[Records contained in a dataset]
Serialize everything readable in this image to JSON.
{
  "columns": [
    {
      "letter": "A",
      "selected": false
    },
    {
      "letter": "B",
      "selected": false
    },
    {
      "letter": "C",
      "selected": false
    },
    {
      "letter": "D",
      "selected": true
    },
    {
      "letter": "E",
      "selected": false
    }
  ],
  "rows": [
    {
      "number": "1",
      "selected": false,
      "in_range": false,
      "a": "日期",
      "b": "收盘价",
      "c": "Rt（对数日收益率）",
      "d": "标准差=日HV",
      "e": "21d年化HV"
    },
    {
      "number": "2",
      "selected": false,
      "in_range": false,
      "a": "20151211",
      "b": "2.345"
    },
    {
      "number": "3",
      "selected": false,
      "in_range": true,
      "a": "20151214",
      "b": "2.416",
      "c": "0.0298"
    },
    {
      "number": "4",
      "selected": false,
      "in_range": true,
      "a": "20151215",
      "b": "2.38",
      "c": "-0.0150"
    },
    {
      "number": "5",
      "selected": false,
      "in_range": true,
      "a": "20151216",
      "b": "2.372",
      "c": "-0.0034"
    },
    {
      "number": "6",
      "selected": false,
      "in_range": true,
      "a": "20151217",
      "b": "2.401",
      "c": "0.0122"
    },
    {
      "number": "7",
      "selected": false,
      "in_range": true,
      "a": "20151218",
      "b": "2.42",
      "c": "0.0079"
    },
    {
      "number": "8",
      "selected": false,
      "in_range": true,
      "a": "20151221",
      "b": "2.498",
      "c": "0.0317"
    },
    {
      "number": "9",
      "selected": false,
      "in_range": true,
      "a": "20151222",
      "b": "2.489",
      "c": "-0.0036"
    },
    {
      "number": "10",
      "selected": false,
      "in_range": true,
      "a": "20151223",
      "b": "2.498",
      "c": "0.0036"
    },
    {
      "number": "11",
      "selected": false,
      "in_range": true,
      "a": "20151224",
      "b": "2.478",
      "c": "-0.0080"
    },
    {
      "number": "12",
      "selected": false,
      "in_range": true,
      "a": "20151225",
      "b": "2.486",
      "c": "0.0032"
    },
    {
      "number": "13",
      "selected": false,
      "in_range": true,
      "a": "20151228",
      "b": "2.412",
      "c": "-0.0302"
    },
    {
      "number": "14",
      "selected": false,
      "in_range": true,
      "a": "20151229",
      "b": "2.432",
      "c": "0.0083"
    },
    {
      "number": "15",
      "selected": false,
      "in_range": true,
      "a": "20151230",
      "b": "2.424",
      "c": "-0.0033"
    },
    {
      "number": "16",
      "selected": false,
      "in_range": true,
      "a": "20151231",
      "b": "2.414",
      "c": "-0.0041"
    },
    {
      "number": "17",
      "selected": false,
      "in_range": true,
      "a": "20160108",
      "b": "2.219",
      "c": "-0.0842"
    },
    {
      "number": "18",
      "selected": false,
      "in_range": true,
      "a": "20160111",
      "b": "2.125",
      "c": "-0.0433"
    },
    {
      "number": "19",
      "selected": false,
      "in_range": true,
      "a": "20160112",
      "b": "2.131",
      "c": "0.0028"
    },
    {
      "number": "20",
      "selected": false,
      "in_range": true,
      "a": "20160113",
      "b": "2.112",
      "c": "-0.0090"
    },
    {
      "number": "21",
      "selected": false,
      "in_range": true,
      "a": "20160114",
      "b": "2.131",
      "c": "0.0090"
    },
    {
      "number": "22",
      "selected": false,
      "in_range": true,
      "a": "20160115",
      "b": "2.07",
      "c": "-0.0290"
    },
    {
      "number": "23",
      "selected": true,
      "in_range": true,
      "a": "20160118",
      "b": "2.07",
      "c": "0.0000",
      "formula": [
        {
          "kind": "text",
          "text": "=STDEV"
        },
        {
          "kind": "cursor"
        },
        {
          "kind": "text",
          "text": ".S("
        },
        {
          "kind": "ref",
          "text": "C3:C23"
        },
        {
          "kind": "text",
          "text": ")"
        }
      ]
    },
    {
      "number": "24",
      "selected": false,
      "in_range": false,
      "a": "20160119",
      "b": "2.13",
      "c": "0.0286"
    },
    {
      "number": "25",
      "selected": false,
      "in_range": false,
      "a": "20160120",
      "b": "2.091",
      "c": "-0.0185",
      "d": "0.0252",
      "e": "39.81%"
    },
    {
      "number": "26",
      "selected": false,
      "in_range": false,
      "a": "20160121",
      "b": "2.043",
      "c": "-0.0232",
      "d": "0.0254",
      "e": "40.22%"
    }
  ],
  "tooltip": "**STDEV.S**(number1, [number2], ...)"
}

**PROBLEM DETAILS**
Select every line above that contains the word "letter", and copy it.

**EXPECTED OUTPUT**
      "letter": "A",
      "letter": "B",
      "letter": "C",
      "letter": "D",
      "letter": "E",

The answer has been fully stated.